Legal corner

Volume 121, No. 5May, 2021

Harvey Mars

After four years of darkness, there’s finally a hint of light coming from the National Labor Relations Board, just in time for Labor History Month. This is a direct result of the new Biden administration and its appointment of Peter Sung Ohr, the NLRB’s new acting general counsel. On March 31, Mr. Ohr issued a memo to all NLRB regional directors indicating that the NLRB would be vigilantly protecting the right of employees to engage in “concerted activity for their mutual aid and protection.” This is particularly important where concerted activity occurs outside the context of union organization and bargaining. All employees, regardless of whether they have organized or selected a certified bargaining representative, have the legal right under Section 7 of the National Labor Relations Act to engage in “concerted activity” (including speech, protests and picketing) with respect to the terms and conditions of their employment.

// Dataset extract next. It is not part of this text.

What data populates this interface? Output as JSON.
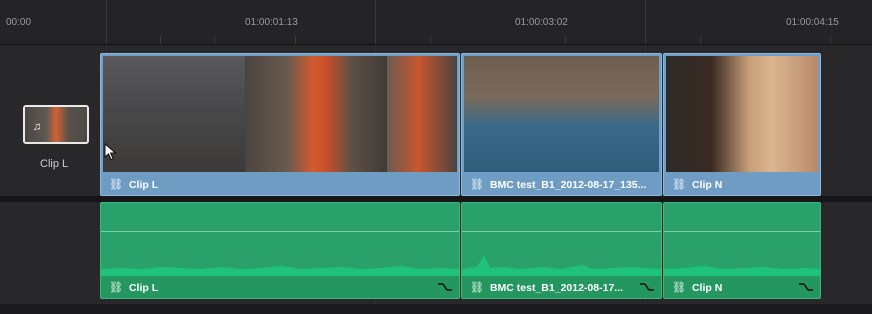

Mr. Ohr affirmed in his memo that while concerted activity “can be a precursor to a union campaign, it can also occur outside of the context of union activity, such as in instances where employees raise safety concerns to their employer or seek protection from government agencies. Nonetheless, constraints and limitations placed on employees engaging in concerted activities, and adverse actions taken against them in response to their protected activity, serve to effectively undermine the declared policy of the United States.” Mr. Ohr’s full memo can be found here (look for GC 21-03).

Mr. Ohr’s directive foreshadows what labor advocates hope will be good things to come from the NLRB. The decision to issue this memo seems to be a direct result of the improper firing of several Amazon workers who had spoken out about Amazon’s lack of Covid safety protocols at warehouses and elsewhere. These protests also involved Amazon’s failure to address deforestation and climate change issues that were prompted by its operational practices. Amazon claimed that the reason for the employees’ termination was their breach of the company’s “external communication policy.”

But Amazon was found to be in the wrong. After investigating these terminations, the NLRB determined that the employees’ conduct was legally protected concerted activity under labor law and that their firings by Amazon were retaliatory. Unless Amazon settles the case, the NLRB’s next step will be to issue a formal complaint, which will result in a trial before an administrative law judge.

On a less optimistic note, Amazon workers in Alabama who had campaigned to form a union with the RWDSU failed to achieve the necessary majority. The results were extremely disappointing, with the number of votes cast in opposition to certification more than double the votes cast in favor. The RWDSU believes that the lopsided voting was the result of unfair labor practices committed by Amazon and will challenge the results of the election on the grounds that Amazon had intimidated its employees and improperly campaigned against unionization. If its election challenges succeed, the RWDSU will be entitled to a new representation election.

Despite this obvious setback, there is an obvious dynamic shift at the NLRB in favor of worker rights. Most Americans probably don’t think about the NLRB when they cast their vote for president, but for workers, union members and labor activists, this is one more example of why having a new president in the White House really matters.


Harvey Mars is counsel to Local 802. Legal questions from members are welcome. E-mail them to Harvey Mars’s previous articles in this series are archived here. Nothing here or in previous articles should be construed as formal legal advice given in the context of an attorney-client relationship.